Work out how many lines in the listing below include the word "Introduction". Give nothing but the number.
+++ Task data +++
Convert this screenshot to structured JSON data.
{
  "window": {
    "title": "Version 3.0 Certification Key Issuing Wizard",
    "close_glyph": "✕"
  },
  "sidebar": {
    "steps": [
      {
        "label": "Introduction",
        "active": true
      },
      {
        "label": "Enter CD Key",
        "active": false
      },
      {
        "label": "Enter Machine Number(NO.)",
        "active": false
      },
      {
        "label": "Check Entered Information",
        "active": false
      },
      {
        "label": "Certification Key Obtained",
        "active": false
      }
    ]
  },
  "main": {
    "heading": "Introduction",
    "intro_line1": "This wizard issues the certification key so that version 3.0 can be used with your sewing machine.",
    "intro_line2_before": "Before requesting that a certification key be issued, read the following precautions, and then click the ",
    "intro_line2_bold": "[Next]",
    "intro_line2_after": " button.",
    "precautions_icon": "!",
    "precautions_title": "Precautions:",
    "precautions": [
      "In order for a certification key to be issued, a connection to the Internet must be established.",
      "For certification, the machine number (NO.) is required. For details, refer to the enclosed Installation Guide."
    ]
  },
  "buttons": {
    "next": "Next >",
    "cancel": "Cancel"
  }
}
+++
- _Solution below_
2